IT guy Mike Riversdale makes some common sense points on his website:
  • ... the chatter about “collaboration” one tends to hear now-a-days (and boy, isn’t there a lot) all centres around “on-line collaboration” … the use of the computer as the ultimate collaboration tool. What a load of plop.
  • I sat with a fellow “on-line collaboration / community wrangler” a while ago and we both used pen and paper as our collaboration tools of choice.
  • … when I talk with organisations about collaboration I always ask if they use whiteboards, meeting spaces or Scrum-type meetings to collaborate as they can be the most cost effective, most efficient and, let’s be honest, the easiest way to collaborate.
Mike ran an collaboration and information project for me. Most of his success came not from the technology deployed, but by good old fashioned simplicity and clarity in project management and communication.
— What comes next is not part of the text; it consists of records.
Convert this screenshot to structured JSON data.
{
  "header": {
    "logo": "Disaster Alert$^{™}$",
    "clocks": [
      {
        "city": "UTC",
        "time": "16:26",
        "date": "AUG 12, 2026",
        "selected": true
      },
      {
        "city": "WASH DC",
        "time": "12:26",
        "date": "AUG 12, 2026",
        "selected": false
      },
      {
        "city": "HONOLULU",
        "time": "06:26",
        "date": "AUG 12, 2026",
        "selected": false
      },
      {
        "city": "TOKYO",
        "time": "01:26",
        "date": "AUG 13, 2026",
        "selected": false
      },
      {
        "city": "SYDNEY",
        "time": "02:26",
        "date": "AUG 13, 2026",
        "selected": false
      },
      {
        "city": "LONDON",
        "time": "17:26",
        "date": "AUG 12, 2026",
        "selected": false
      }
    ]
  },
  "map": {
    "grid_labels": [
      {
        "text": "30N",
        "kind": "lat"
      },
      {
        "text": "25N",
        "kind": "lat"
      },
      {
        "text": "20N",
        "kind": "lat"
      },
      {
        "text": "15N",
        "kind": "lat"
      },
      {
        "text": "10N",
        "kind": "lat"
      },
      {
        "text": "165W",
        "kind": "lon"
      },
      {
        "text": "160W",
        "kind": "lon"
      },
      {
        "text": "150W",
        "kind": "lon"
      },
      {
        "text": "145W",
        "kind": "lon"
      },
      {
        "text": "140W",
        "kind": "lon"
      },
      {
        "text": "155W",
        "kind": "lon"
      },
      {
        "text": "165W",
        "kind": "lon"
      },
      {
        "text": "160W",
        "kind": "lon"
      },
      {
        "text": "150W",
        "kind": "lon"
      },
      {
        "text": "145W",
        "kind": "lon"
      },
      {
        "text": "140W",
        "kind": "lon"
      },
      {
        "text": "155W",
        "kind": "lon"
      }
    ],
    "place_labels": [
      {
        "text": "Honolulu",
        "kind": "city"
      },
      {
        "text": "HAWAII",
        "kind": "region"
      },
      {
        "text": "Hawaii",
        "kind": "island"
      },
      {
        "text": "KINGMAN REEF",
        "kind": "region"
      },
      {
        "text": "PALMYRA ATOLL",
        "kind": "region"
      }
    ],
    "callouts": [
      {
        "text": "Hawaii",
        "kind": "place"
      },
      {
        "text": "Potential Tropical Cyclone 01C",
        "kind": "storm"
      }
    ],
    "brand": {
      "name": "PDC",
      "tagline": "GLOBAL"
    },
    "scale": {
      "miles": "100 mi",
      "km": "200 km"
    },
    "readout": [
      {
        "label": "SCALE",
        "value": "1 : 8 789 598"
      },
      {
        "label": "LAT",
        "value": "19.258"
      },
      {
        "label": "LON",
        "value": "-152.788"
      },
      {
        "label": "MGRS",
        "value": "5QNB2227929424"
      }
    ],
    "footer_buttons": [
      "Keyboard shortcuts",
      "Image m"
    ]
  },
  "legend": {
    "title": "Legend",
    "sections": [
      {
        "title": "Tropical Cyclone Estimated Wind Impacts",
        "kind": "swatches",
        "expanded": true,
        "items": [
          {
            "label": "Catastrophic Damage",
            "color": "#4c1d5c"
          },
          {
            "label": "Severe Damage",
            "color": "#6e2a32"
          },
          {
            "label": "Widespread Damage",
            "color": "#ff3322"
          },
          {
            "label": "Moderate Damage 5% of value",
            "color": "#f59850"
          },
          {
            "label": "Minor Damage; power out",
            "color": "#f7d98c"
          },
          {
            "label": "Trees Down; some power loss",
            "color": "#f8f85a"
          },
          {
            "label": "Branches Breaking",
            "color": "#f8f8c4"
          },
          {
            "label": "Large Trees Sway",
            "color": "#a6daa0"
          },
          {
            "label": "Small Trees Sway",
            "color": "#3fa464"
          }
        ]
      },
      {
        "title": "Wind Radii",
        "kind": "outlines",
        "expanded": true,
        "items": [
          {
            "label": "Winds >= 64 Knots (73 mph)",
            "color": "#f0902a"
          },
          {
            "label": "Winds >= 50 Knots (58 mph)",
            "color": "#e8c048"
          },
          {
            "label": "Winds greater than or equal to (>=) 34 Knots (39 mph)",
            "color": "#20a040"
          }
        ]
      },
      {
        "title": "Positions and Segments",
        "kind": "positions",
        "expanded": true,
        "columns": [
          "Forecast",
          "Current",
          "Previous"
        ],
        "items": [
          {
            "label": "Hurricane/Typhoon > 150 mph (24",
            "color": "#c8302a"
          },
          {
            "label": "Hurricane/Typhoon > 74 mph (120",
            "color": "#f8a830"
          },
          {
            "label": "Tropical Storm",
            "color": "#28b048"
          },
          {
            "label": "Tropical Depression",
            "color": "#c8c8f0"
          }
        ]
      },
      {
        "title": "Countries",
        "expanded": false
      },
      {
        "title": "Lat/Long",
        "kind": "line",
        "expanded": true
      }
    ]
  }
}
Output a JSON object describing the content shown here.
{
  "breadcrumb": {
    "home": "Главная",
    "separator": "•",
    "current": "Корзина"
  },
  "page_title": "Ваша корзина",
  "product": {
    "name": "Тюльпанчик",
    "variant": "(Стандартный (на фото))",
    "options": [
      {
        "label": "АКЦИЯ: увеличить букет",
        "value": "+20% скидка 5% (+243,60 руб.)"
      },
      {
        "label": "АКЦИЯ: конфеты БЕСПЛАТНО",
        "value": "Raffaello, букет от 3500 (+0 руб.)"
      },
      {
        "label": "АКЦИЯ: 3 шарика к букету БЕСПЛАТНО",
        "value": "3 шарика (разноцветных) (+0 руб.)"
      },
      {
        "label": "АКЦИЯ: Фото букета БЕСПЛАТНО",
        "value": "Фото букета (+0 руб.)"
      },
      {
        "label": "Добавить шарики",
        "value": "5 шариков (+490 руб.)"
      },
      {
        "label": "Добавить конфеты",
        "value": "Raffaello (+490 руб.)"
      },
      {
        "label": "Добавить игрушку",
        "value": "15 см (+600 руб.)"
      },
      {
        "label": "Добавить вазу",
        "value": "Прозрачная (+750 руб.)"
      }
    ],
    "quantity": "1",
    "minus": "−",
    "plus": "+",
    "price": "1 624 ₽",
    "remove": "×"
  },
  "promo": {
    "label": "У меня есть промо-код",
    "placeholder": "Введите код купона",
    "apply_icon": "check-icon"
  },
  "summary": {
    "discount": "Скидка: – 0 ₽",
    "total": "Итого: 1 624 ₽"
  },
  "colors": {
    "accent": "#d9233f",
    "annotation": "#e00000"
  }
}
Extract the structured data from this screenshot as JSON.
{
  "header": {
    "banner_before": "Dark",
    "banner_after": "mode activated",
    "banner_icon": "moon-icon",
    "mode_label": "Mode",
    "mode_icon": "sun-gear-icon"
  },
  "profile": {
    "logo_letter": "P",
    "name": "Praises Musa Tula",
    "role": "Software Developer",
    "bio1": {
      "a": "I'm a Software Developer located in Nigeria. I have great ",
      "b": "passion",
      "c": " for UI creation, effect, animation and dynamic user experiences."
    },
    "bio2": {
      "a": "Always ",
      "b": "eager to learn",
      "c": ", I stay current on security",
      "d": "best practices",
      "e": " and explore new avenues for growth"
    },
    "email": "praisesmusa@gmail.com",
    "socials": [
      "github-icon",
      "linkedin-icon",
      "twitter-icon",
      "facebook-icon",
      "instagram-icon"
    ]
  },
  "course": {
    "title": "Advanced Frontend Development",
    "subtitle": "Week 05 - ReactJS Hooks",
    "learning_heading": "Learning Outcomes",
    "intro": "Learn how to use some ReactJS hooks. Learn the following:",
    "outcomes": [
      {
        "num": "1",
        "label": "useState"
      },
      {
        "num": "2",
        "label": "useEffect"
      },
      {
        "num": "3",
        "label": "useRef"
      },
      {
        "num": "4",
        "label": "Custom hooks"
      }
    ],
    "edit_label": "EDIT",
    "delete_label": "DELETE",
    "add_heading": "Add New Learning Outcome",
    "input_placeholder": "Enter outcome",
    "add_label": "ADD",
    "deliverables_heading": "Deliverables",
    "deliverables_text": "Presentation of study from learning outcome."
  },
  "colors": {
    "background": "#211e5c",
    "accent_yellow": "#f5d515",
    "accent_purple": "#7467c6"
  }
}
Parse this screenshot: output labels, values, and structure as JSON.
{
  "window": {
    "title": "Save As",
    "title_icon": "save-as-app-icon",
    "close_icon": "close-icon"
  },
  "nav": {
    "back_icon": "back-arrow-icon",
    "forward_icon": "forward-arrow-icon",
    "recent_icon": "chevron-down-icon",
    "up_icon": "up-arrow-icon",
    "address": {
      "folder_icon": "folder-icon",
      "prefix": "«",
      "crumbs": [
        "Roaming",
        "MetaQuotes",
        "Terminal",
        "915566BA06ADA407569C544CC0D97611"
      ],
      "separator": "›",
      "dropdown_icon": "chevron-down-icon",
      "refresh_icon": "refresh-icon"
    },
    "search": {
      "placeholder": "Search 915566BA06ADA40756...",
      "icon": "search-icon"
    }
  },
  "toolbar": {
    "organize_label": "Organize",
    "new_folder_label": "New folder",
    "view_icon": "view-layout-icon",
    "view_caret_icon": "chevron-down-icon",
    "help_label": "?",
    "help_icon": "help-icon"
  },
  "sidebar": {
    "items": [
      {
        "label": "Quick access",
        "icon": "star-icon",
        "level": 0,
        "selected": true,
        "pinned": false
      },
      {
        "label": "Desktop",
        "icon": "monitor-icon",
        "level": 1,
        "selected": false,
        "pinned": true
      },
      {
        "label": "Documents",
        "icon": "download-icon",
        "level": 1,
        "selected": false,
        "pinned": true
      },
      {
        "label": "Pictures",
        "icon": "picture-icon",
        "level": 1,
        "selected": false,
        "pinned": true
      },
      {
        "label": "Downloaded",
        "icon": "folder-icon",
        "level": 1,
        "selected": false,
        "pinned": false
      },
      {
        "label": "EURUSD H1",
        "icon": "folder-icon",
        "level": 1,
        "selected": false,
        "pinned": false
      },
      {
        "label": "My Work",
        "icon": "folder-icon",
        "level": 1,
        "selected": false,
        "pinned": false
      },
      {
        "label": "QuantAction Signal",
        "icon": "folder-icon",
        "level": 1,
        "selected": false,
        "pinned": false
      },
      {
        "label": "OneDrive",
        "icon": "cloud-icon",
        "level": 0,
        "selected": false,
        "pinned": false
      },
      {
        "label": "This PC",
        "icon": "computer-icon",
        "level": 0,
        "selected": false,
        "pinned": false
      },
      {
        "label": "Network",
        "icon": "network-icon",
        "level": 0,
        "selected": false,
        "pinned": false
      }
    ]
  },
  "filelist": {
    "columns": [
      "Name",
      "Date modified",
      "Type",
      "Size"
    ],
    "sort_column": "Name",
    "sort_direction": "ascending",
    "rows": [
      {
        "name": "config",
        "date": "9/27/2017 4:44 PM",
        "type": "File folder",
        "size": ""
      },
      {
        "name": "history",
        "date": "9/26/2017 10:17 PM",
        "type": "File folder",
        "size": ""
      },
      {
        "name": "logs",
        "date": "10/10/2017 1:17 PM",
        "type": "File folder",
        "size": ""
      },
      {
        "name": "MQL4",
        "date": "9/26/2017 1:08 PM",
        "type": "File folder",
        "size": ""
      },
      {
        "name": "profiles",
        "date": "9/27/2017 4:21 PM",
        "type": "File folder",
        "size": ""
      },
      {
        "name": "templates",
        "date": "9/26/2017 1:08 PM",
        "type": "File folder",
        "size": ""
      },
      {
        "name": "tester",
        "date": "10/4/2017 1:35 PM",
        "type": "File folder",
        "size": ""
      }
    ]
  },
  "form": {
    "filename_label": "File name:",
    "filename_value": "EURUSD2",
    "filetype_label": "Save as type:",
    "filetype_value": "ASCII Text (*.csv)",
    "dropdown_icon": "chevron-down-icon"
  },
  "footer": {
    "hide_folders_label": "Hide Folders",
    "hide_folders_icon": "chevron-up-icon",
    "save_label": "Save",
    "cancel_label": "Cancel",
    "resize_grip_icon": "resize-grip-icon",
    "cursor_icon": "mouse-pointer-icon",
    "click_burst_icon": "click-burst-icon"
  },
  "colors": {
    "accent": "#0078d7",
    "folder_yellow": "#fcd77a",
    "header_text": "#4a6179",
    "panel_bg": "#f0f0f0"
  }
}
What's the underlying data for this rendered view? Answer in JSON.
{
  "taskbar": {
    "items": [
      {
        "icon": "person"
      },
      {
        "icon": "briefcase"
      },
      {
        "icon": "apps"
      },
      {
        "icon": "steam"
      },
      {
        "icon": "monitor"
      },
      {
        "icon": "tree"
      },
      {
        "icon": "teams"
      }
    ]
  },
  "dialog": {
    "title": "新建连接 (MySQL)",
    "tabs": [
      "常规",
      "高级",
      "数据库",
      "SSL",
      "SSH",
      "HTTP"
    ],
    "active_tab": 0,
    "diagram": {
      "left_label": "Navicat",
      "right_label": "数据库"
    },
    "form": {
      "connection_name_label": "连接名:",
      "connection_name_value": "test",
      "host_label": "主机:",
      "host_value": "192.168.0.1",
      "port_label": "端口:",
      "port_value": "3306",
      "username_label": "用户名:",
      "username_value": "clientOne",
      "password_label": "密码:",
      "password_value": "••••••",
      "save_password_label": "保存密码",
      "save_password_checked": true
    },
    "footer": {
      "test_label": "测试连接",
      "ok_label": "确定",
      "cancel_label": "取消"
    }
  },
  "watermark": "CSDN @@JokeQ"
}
Mike’s comments reminded me of Toyota’s production management systems - coloured lights, white boards, marker pens and magnetic buttons. Yes, they use some sophisticated IT systems, but only when there’s no simpler alternative.

Here’s a good way to illustrate the point to your team (as deployed by one Dave Stringer in another change project I sponsored). Most families these days grab breakfast on the run, amid the chaos of finding the right clothes, making lunches, and packing the right books and gear for school and work. How does the idea appeal of having enough time in the morning so that you can sit down with all the family, eating a healthy and unrushed breakfast while talking to each other about the day ahead? What changes would you make to achieve that?

Invariably, people (especially engineers) start talking about home automation (especially in the bathroom, bedroom and kitchen), standardised meals, and other complexities. The low-tech answer: prepare for tomorrow before you go to bed and get up a little earlier. Obvious when you read it, but I can tell you that people fall into the technology trap nearly every time. (The one exception was one of my guys who had already made just those changes so he could always start the day talking with his wife and children while having a full English breakfast - he trained for his sport in the early evenings).

The aprocryphal NASA “space pen” vs Russian pencil story, while untrue, makes the valid point that we can waste much time, effort, and money on complex hi-tech solutions when simple, effective, inexpensive and quick solutions will do at least as well. As Mike says:
… when you next have a software vendor touting their latest and greatest collaboration software (which they may even sell as their “knowledge solution”, *shudder*) think about yellow stick it notes, white boards in prominent places and getting people to talk to each other.
Why pay for a pen when a pencil will do!

First posted 23 July 2008 - still relevant today